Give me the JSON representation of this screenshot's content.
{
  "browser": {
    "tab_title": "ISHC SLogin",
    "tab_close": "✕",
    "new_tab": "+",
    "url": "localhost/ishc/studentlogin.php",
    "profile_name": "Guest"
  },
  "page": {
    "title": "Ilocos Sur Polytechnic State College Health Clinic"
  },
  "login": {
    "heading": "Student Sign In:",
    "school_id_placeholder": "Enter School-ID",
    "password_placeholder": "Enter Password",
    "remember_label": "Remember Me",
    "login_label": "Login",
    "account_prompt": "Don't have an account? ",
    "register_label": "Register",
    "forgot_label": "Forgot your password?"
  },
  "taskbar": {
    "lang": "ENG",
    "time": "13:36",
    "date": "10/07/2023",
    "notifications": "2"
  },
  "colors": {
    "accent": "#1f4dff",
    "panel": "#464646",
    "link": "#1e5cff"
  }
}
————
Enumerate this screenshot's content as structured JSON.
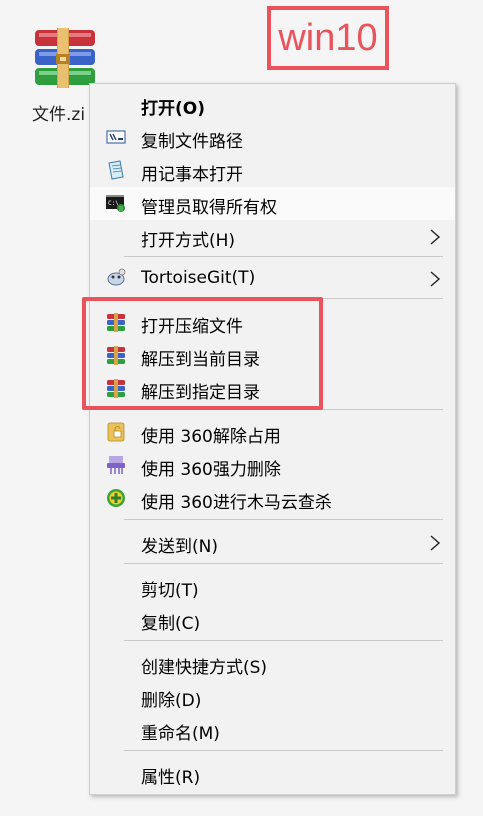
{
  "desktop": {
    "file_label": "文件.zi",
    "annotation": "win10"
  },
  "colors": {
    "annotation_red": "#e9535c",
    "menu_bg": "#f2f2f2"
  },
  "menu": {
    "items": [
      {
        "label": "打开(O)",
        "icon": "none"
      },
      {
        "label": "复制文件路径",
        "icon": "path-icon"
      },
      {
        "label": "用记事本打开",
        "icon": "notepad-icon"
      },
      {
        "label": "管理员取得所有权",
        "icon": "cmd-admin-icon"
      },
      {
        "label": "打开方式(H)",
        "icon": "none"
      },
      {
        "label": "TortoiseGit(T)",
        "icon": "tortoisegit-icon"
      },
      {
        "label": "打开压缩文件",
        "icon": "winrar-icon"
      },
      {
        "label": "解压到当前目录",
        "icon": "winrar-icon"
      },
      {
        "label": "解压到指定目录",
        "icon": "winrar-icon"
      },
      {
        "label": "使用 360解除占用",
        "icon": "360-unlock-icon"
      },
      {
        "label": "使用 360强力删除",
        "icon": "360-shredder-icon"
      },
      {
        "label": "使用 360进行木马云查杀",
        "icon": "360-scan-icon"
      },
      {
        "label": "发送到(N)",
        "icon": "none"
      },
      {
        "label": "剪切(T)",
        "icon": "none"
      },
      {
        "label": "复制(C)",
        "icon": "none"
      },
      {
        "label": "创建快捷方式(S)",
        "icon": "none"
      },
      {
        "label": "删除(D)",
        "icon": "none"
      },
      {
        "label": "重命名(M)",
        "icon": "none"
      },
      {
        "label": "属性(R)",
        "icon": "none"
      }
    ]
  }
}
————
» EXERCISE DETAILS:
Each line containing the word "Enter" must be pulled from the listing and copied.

» RESULT OF THE TASK:
    "school_id_placeholder": "Enter School-ID",
    "password_placeholder": "Enter Password",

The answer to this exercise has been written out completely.